Red shoes

“Too much information”
you said
when I asked if anyone
had a tampon.
I beg to differ,
i’d say you don’t
have enough.
I haven’t told you
about lying on toilet floors
as endometriosis tears
my insides out.
I haven’t described
what it feels like
to hurtle through
waves of hormone mood swings
every month and still
keep the show on the road.
I haven’t explained
what it means to be
the one to grow a child
then push it out
through my vagina headfirst
to greet the world.
Have you seen what
my body has done,
achieved, made?
How fucking dare you
imply my monthly blood
is a shame-soaked secret?

But its ok.

If you don’t want
me to ask for
a tampon
maybe i’ll just
bleed on your shoes.

The hole you left

You came
like a bolt
into my womb
and into my heart.
And then my body
and my world
fell down.

You were so loved
for that short time
that I carried you.

A paper cut-out
of a life
full of future.
Crumpled,
discarded.
As a fluttered heartbeat
…..stops…..
and bloody pulp
gets flushed away.

My body throbs
with your loss,
achingly knowing
you are not there.

This is grief
without the memories
to anchor back to.
Only the space
where your tiny form
would have
parted the air
is gone.

I can still taste the
place you would
have been.

In my plans.

In my dreams.

In my arms.

I wrote most of this poem after having a miscarriage over 5 years ago and it’s now ready to be sent into the world. I am now at peace with our loss, and feel unbelievably blessed to have my husband and two boys. But I feel it’s important to be honest about what our unborn baby meant to me, and how it felt for the promise of that new life to be wrenched away. Miscarriage is very common, but I feel it is too rarely talked about.

Wounded hornet

I did not know I had hate in me
till you pulled it out.
Like a fish being wrenched
from the throat of a bird.

But you were sick
where was my pity?
I searched for it among the cracks
in the pavement.

But I could not find it.

I spread my wings wide
over my babies and hissed,
hating what you had
turned me into.

Sometimes there are moments that make you question the person you thought you were. Where a challenging situation hits at the glue that holds you together, and everything becomes wobbly. This is about one of those times a few years ago.

Gloriously older

Why
should I fear
leaving young womanhood
behind
when all around me
stand older women
glorious as trees
that have held firm
laughing through storms.
Did I see
how much of the sky
you held up for me
as I waltzed beneath
your canopy?
I see you now
all around me like
magnificent
brass pots of life.
Light
reverberating off
every dent,
pouring through
every crack.
Bathing me in warmth.
I know the path will
be glorious.
You have shown me
the way.

This poem is for the many, many women older than me who inspire me on a daily basis. This is for all of you. Thank you for your example. Your grace. Your courage. Your love. And thank you for showing me how to boss this life thing.
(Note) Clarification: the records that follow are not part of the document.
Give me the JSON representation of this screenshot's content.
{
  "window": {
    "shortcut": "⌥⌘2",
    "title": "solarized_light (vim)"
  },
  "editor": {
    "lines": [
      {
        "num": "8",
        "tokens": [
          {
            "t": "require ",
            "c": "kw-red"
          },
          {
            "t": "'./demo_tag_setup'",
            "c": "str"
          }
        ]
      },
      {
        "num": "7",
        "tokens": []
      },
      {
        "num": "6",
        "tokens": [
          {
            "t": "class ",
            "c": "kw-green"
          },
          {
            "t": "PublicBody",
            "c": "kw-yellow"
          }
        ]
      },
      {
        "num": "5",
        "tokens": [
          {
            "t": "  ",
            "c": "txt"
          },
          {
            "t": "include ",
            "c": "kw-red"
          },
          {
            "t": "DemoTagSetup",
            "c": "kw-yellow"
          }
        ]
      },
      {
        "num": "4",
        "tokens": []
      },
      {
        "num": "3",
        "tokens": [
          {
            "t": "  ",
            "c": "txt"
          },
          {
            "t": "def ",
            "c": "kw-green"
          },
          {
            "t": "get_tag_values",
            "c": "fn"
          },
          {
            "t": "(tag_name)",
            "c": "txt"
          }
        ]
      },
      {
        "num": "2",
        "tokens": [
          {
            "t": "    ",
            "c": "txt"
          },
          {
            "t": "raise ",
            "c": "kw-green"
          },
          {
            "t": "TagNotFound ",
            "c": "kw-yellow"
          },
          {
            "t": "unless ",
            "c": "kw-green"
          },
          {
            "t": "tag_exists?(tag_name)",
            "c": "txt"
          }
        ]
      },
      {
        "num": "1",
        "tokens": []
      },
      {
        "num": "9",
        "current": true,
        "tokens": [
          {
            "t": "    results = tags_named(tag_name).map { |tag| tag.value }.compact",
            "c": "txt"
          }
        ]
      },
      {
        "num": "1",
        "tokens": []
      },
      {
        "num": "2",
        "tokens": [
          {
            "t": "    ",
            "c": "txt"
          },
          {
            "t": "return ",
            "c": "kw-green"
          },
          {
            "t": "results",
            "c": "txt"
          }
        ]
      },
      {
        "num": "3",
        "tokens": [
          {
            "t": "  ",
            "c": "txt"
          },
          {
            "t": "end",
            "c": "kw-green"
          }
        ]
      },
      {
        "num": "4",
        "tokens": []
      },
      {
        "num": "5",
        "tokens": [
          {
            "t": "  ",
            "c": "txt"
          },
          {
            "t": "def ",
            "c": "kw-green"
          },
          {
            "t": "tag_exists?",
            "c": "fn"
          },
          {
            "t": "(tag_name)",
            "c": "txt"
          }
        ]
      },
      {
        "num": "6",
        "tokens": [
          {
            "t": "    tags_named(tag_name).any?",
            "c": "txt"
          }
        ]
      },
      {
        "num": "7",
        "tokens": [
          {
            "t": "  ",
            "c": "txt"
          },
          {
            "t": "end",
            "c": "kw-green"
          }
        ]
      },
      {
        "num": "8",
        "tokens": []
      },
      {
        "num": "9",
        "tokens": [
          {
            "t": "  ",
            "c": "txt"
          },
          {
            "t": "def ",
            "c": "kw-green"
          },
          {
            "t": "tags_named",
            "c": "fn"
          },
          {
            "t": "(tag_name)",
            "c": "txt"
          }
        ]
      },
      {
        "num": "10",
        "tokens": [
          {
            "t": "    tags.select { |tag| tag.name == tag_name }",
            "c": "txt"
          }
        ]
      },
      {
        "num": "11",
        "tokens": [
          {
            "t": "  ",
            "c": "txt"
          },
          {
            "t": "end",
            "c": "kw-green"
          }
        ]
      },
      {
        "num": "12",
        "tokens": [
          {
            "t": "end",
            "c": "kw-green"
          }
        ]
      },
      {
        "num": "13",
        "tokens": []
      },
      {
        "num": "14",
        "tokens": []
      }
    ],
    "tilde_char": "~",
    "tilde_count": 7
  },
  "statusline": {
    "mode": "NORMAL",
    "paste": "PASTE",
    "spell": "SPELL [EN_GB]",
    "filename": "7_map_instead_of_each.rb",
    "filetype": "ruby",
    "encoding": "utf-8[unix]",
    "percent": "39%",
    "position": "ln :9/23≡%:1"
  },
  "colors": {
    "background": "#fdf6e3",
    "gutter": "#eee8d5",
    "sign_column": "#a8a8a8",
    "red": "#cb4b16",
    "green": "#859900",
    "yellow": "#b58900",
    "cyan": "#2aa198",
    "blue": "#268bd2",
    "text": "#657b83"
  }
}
Birth

And then I
am floating
on the hospital ceiling.
Looking down
at my body.
Naked,
open,
centre-stage.
It’s pretty biological.
Must be the fucking
gas and air.

What’s that
war film where they
go into slo-mo?
There’s a beach,
must’ve D-day,
or b-day,
Or VBAC day
(chortle).

Down there
by my body,
people gather
round my vagina
Like it’s a camp-fire.

A midwife pauses,
waiting like a surfer
for the next wave.
It will come.
Oh fuck not yet.
Leave me up here
a little longer.

The door opens
and it rushes in.
Sweeping me
down from the ceiling.
Back,
all of me united in
dark, purple pushing.

Well I thought I might as well start as I mean to go on. With the real stuff that is birth. VBAC stands for vaginal birth after cesarean, which is how my second little one came into the world.